Spotlight on private squash clubs

The number of Squash clubs that are either run by volunteers or a management committee is quite high, thus these are good for the grassroots development of the sport – however, it was a shock to hear that a high-end health and racquets club operator announced plans to remove their Squash courts at one of their clubs to make way for a new exercise fad.

Private Squash Courts

Photo credit: Private Sports Facilities—WSJ Mansion (Pinterest)

Compared to the removal of Squash courts at Bath Sports & Leisure Centre, this renowned health and racquet club operator are well known for being the first ever health and racquets club in the UK to house all 3 racquets facilities– in fact, this high-brand has over 100 fantastic Squash courts across the UK clubs. This brings one question why is this company divesting the world’s healthiest sport – should not they look about capitalising on Squash?

The 80’s and 90’s Squash boom

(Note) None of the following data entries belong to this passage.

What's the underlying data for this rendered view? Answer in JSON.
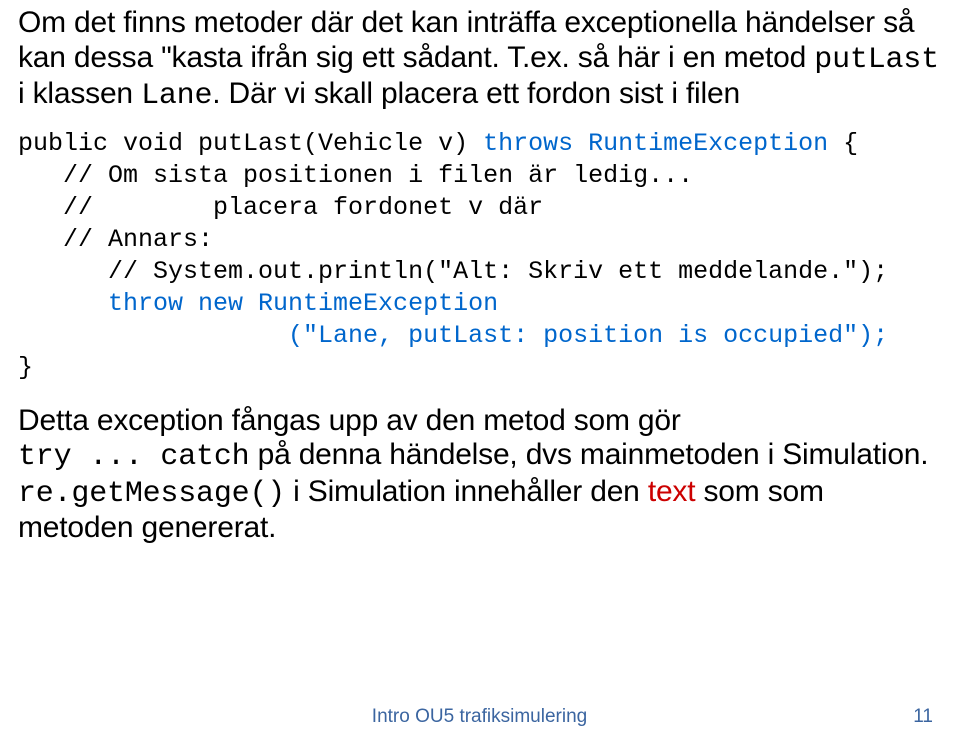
{
  "para1": {
    "pre": "Om det finns metoder där det kan inträffa exceptionella händelser så kan dessa \"kasta ifrån sig ett sådant. T.ex. så här i en metod ",
    "code1": "putLast",
    "mid": " i klassen ",
    "code2": "Lane",
    "post": ". Där vi skall placera ett fordon sist i filen"
  },
  "code": {
    "l1a": "public void putLast(Vehicle v) ",
    "l1b": "throws RuntimeException",
    "l1c": " {",
    "l2": "   // Om sista positionen i filen är ledig...",
    "l3": "   //        placera fordonet v där",
    "l4": "   // Annars:",
    "l5": "      // System.out.println(\"Alt: Skriv ett meddelande.\");",
    "l6": "      throw new RuntimeException",
    "l7": "                  (\"Lane, putLast: position is occupied\");",
    "l8": "}"
  },
  "para2": {
    "pre": "Detta exception fångas upp av den metod som gör",
    "code1": "try ... catch",
    "mid": "  på denna händelse, dvs mainmetoden i Simulation.",
    "code2": "re.getMessage()",
    "post_a": "  i Simulation innehåller den ",
    "red": "text",
    "post_b": " som som metoden genererat."
  },
  "footer": "Intro OU5 trafiksimulering",
  "page_number": "11"
}
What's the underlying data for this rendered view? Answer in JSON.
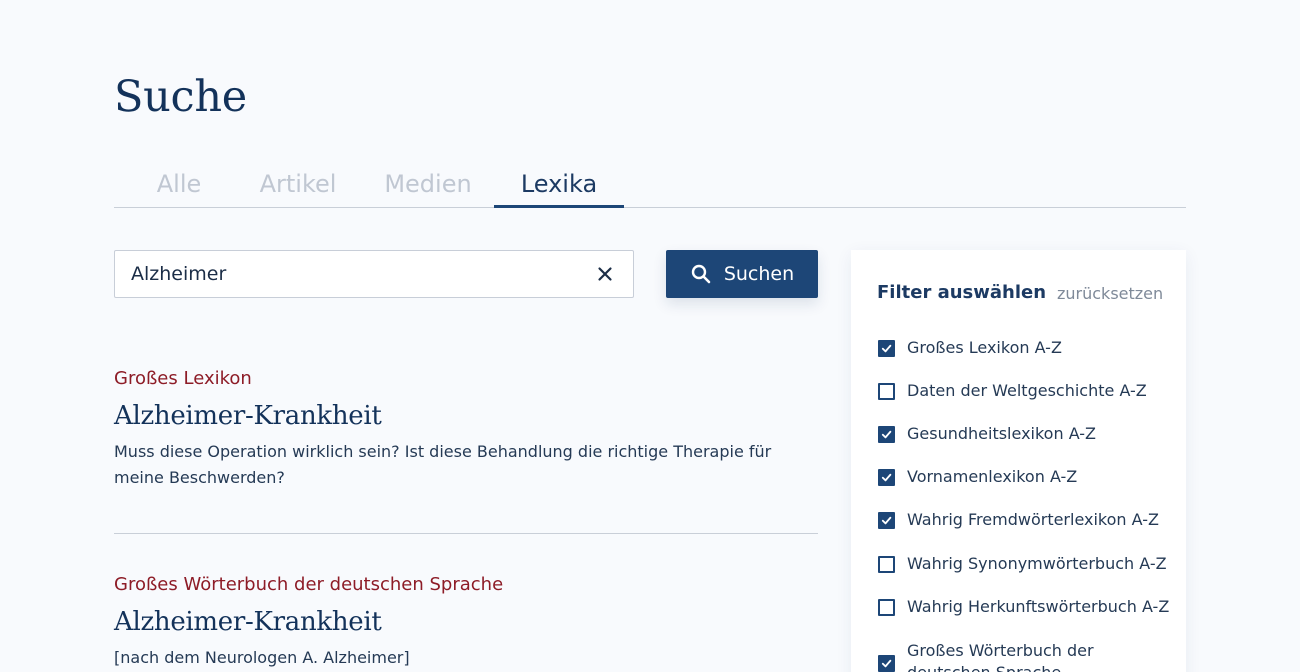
{
  "page": {
    "title": "Suche"
  },
  "tabs": [
    {
      "label": "Alle",
      "active": false
    },
    {
      "label": "Artikel",
      "active": false
    },
    {
      "label": "Medien",
      "active": false
    },
    {
      "label": "Lexika",
      "active": true
    }
  ],
  "search": {
    "value": "Alzheimer",
    "button_label": "Suchen"
  },
  "results": [
    {
      "source": "Großes Lexikon",
      "title": "Alzheimer-Krankheit",
      "text": "Muss diese Operation wirklich sein? Ist diese Behandlung die richtige Therapie für meine Beschwerden?"
    },
    {
      "source": "Großes Wörterbuch der deutschen Sprache",
      "title": "Alzheimer-Krankheit",
      "text": "[nach dem Neurologen A. Alzheimer]"
    }
  ],
  "filter": {
    "heading": "Filter auswählen",
    "reset_label": "zurücksetzen",
    "items": [
      {
        "label": "Großes Lexikon A-Z",
        "checked": true
      },
      {
        "label": "Daten der Weltgeschichte A-Z",
        "checked": false
      },
      {
        "label": "Gesundheitslexikon A-Z",
        "checked": true
      },
      {
        "label": "Vornamenlexikon A-Z",
        "checked": true
      },
      {
        "label": "Wahrig Fremdwörterlexikon A-Z",
        "checked": true
      },
      {
        "label": "Wahrig Synonymwörterbuch A-Z",
        "checked": false
      },
      {
        "label": "Wahrig Herkunftswörterbuch A-Z",
        "checked": false
      },
      {
        "label": "Großes Wörterbuch der deutschen Sprache",
        "checked": true
      }
    ]
  },
  "colors": {
    "primary": "#1d4677",
    "heading": "#13325a",
    "source_red": "#8d1c27",
    "tab_inactive": "#c0c7d2",
    "background": "#f8fafd"
  },
  "icons": {
    "clear": "close-icon",
    "search": "search-icon",
    "checkbox_checked": "checkmark-icon"
  }
}
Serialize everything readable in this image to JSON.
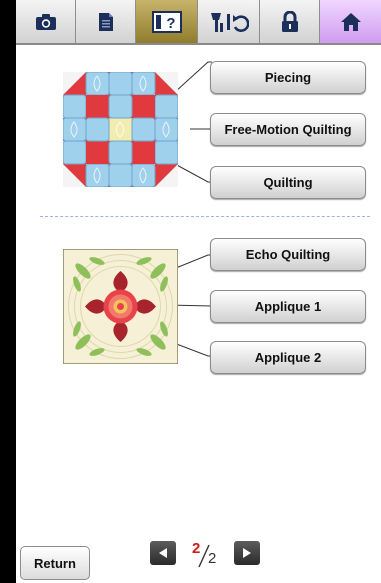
{
  "toolbar": {
    "buttons": [
      {
        "icon": "camera-icon",
        "active": false
      },
      {
        "icon": "document-icon",
        "active": false
      },
      {
        "icon": "help-icon",
        "label": "?",
        "active": true
      },
      {
        "icon": "thread-change-icon",
        "active": false
      },
      {
        "icon": "lock-icon",
        "active": false
      },
      {
        "icon": "home-icon",
        "active": false
      }
    ],
    "active_color": "#9c8836",
    "home_color": "#d8a6f2"
  },
  "categories": {
    "piecing": "Piecing",
    "free_motion_quilting": "Free-Motion Quilting",
    "quilting": "Quilting",
    "echo_quilting": "Echo Quilting",
    "applique_1": "Applique 1",
    "applique_2": "Applique 2"
  },
  "footer": {
    "return_label": "Return",
    "page_current": "2",
    "page_total": "2",
    "prev_icon": "triangle-left-icon",
    "next_icon": "triangle-right-icon"
  }
}
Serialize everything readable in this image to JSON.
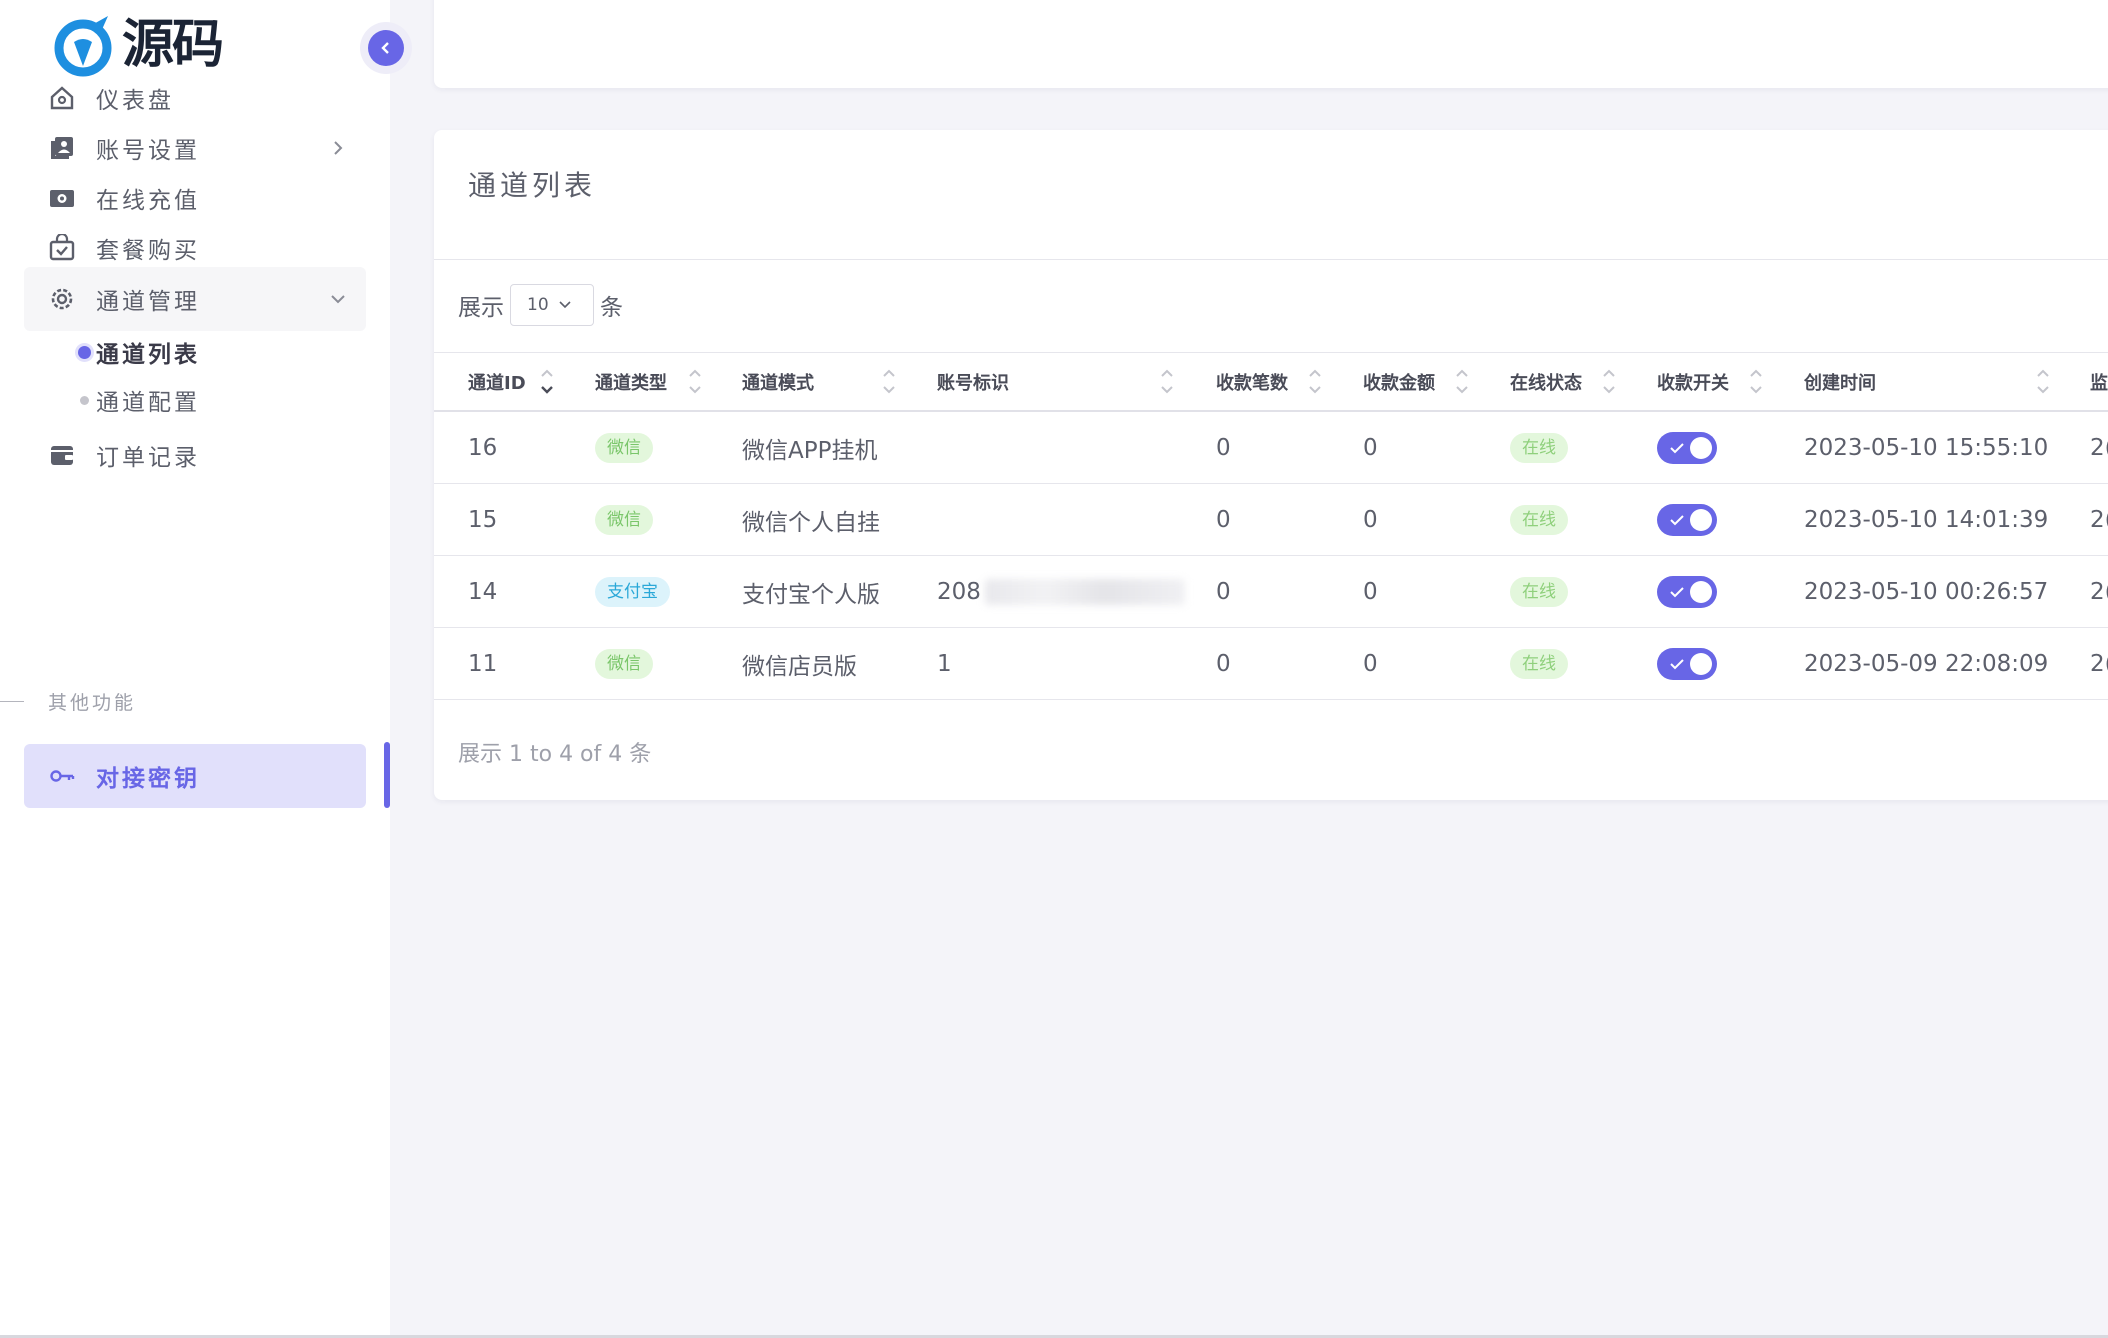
{
  "brand": {
    "name": "源码",
    "accent": "#6866e6"
  },
  "sidebar": {
    "items": [
      {
        "label": "仪表盘",
        "icon": "home-icon"
      },
      {
        "label": "账号设置",
        "icon": "user-card-icon"
      },
      {
        "label": "在线充值",
        "icon": "money-icon"
      },
      {
        "label": "套餐购买",
        "icon": "shopping-bag-icon"
      },
      {
        "label": "通道管理",
        "icon": "gear-icon"
      },
      {
        "label": "订单记录",
        "icon": "wallet-icon"
      }
    ],
    "submenu": [
      {
        "label": "通道列表"
      },
      {
        "label": "通道配置"
      }
    ],
    "section_label": "其他功能",
    "active_item": {
      "label": "对接密钥",
      "icon": "key-icon"
    }
  },
  "card": {
    "title": "通道列表",
    "length_prefix": "展示",
    "length_value": "10",
    "length_suffix": "条",
    "columns": [
      "通道ID",
      "通道类型",
      "通道模式",
      "账号标识",
      "收款笔数",
      "收款金额",
      "在线状态",
      "收款开关",
      "创建时间",
      "监"
    ],
    "rows": [
      {
        "id": "16",
        "type": "微信",
        "type_color": "green",
        "mode": "微信APP挂机",
        "account": "",
        "count": "0",
        "amount": "0",
        "status": "在线",
        "enabled": true,
        "created": "2023-05-10 15:55:10",
        "extra": "2("
      },
      {
        "id": "15",
        "type": "微信",
        "type_color": "green",
        "mode": "微信个人自挂",
        "account": "",
        "count": "0",
        "amount": "0",
        "status": "在线",
        "enabled": true,
        "created": "2023-05-10 14:01:39",
        "extra": "2("
      },
      {
        "id": "14",
        "type": "支付宝",
        "type_color": "blue",
        "mode": "支付宝个人版",
        "account": "208",
        "count": "0",
        "amount": "0",
        "status": "在线",
        "enabled": true,
        "created": "2023-05-10 00:26:57",
        "extra": "2("
      },
      {
        "id": "11",
        "type": "微信",
        "type_color": "green",
        "mode": "微信店员版",
        "account": "1",
        "count": "0",
        "amount": "0",
        "status": "在线",
        "enabled": true,
        "created": "2023-05-09 22:08:09",
        "extra": "2("
      }
    ],
    "footer": "展示 1 to 4 of 4 条"
  }
}
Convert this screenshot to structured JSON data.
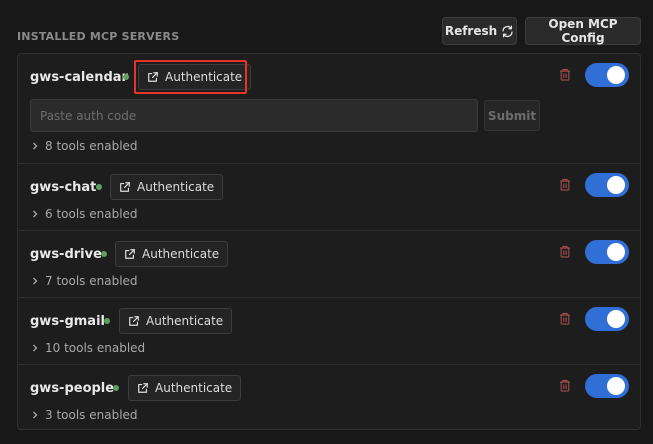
{
  "header": {
    "title": "INSTALLED MCP SERVERS",
    "refresh_label": "Refresh",
    "open_config_label": "Open MCP Config"
  },
  "servers": [
    {
      "name": "gws-calendar",
      "status": "connected",
      "auth_label": "Authenticate",
      "tools_label": "8 tools enabled",
      "enabled": true,
      "auth_input_placeholder": "Paste auth code",
      "submit_label": "Submit"
    },
    {
      "name": "gws-chat",
      "status": "connected",
      "auth_label": "Authenticate",
      "tools_label": "6 tools enabled",
      "enabled": true
    },
    {
      "name": "gws-drive",
      "status": "connected",
      "auth_label": "Authenticate",
      "tools_label": "7 tools enabled",
      "enabled": true
    },
    {
      "name": "gws-gmail",
      "status": "connected",
      "auth_label": "Authenticate",
      "tools_label": "10 tools enabled",
      "enabled": true
    },
    {
      "name": "gws-people",
      "status": "connected",
      "auth_label": "Authenticate",
      "tools_label": "3 tools enabled",
      "enabled": true
    }
  ],
  "colors": {
    "status_connected": "#5fa05f",
    "toggle_on": "#2f6fd6",
    "highlight": "#e8332a",
    "trash": "#9a4a4a"
  },
  "icons": {
    "refresh": "refresh-icon",
    "external_link": "external-link-icon",
    "trash": "trash-icon",
    "chevron": "chevron-right-icon"
  }
}
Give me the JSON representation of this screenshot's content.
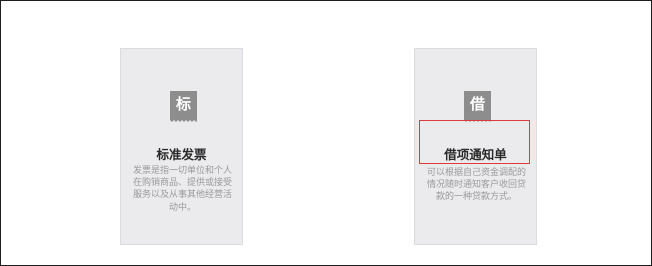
{
  "cards": [
    {
      "icon_char": "标",
      "icon_name": "ticket-icon",
      "title": "标准发票",
      "description": "发票是指一切单位和个人在购销商品、提供或接受服务以及从事其他经营活动中。"
    },
    {
      "icon_char": "借",
      "icon_name": "ticket-icon",
      "title": "借项通知单",
      "description": "可以根据自己资金调配的情况随时通知客户收回贷款的一种贷款方式。"
    }
  ],
  "colors": {
    "card_bg": "#ebebee",
    "icon_bg": "#8d8d8d",
    "highlight": "#e03a3a"
  }
}
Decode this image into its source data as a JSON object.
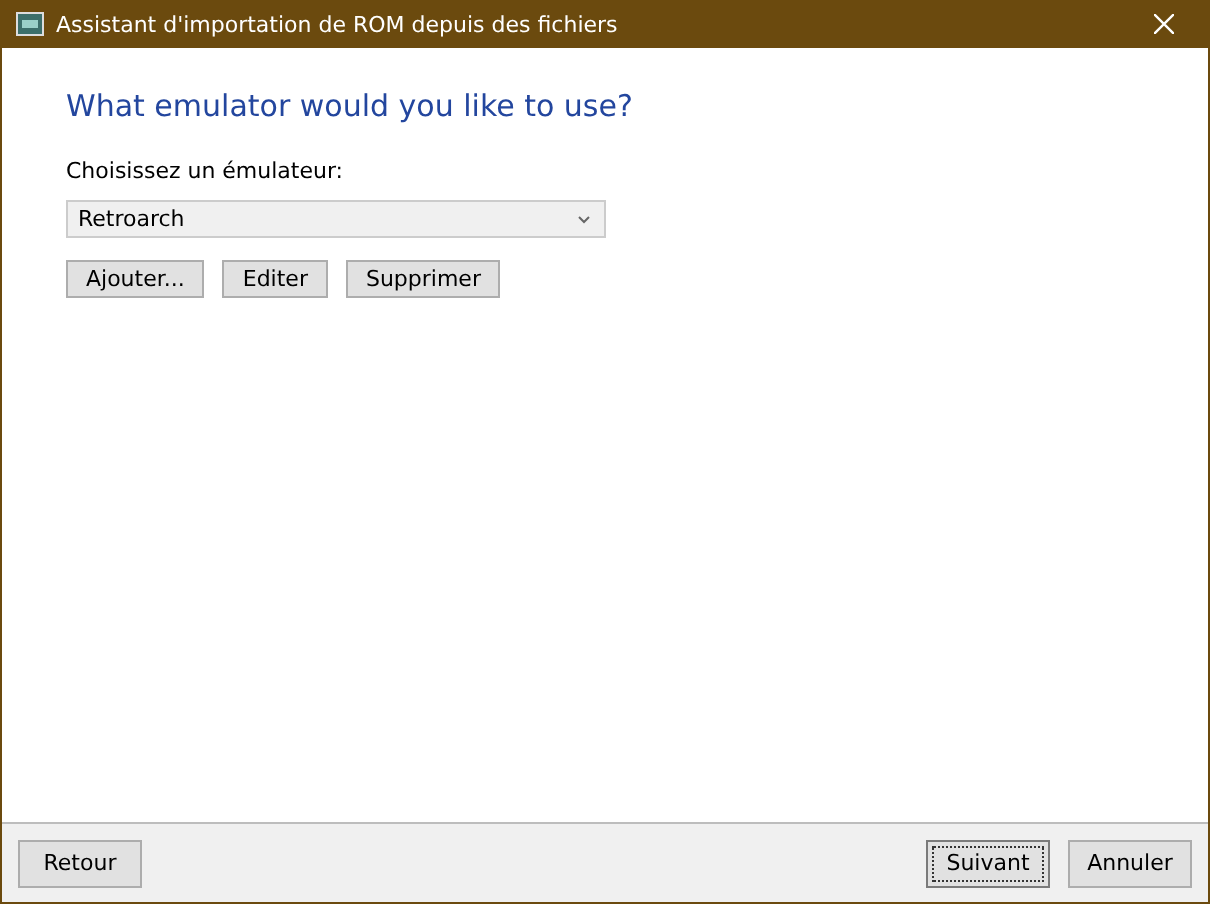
{
  "window": {
    "title": "Assistant d'importation de ROM depuis des fichiers"
  },
  "heading": "What emulator would you like to use?",
  "emulator_label": "Choisissez un émulateur:",
  "emulator_select": {
    "value": "Retroarch"
  },
  "emulator_buttons": [
    "Ajouter...",
    "Editer",
    "Supprimer"
  ],
  "footer_left_buttons": [
    {
      "label": "Retour",
      "focused": false
    }
  ],
  "footer_right_buttons": [
    {
      "label": "Suivant",
      "focused": true
    },
    {
      "label": "Annuler",
      "focused": false
    }
  ]
}
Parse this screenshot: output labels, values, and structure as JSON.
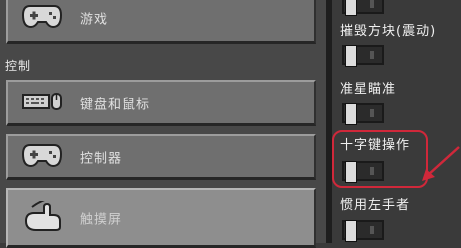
{
  "left_panel": {
    "games_label": "游戏",
    "section_title": "控制",
    "keyboard_label": "键盘和鼠标",
    "controller_label": "控制器",
    "touch_label": "触摸屏"
  },
  "right_panel": {
    "options": [
      {
        "label": "",
        "enabled": false
      },
      {
        "label": "摧毁方块(震动)",
        "enabled": false
      },
      {
        "label": "准星瞄准",
        "enabled": false
      },
      {
        "label": "十字键操作",
        "enabled": false
      },
      {
        "label": "惯用左手者",
        "enabled": false
      }
    ]
  },
  "annotation": {
    "color": "#d0283a"
  },
  "icons": [
    "gamepad-icon",
    "keyboard-mouse-icon",
    "gamepad-icon",
    "touch-hand-icon",
    "red-arrow-icon"
  ]
}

Back in the 1980s, there was strong growth with health clubs with Squash courts as a result of the popularity of the sport plus access to the squash courts – oddly enough, there were squash clubs with no more than 10 squash courts – if they removed one or two, it did not matter as their members were to play.

Our friends at Sprintz Leisure were the first ever squash club in Walsall, West Midlands with no more than 6 courts.

Meanwhile, down in London, there was one true Squash club visionary, who set about creating his own chain of health & squash clubs – Harm Tegelaars, who was a sales manager for a clothing company and went on to develop the Metropolitan Club, which later became the Cannons Group.

The Coral Leisure Group used to operate a commercial squash division, headed up by England Squash professional player and qualified accountant John Treharne; who then later founded the Dragons Health Club, in 1991 – from his clubs had competition standard Squash courts.

Towards the end of the ’90s saw a drop in the number of health clubs with squash courts, some removed the courts altogether, whereas others decided just to reduce the number to two or more squash courts at their clubs.

Dip in popularity leads to reduction in courts

In the 2000s, following the reduction of Squash courts, there very few leading high-end health club operators with either Squash courts or a combination of Tennis, Badminton, and Squash is as follows:

  • Bannatyne Leisure
  • David Lloyd Leisure
  • Nuffield Health (following their acquisition of the Cannons Group)
  • Virgin Active

In terms of standalone clubs and ones with the England Squash Gold accreditation, the most notable ones are:

  • Edgbaston Priory Club, Birmingham
  • The Southbank Club, Wandsworth, London
  • The Roehampton Club, South West London
  • The Royal Automobile Club, Central London

Having visited these venues, they can certainly give the likes of David Lloyd Leisure some serious competition, in terms of customer care and management control – in other words, no risk of reducing Squash provision to make way for other amenities.

For instance, the Southbank Club is the finest squash in South West London and one of the oldest, plus still has outstanding courts of a championship standard.

Outlook for private squash courts

To sum up, given the news of this renowned health & sports club, the operator’s decision to remove their entire Squash facility doesn’t look for their public image, especially if their core racquet is Tennis provision.

Hence, there will be a debate between Squash v Tennis – which one is better (no guesses who has produced the most world champions in the last 15 years); the former has more kudos in terms of success but just needs an extra push to out do its racquet brother.

In a nutshell, it is time for England Squash along with the Professional Squash Association to forge more links with the private standalone Squash clubs – not just the private ones with revenue of £ 5 million or more to produce the next generation of Squash players.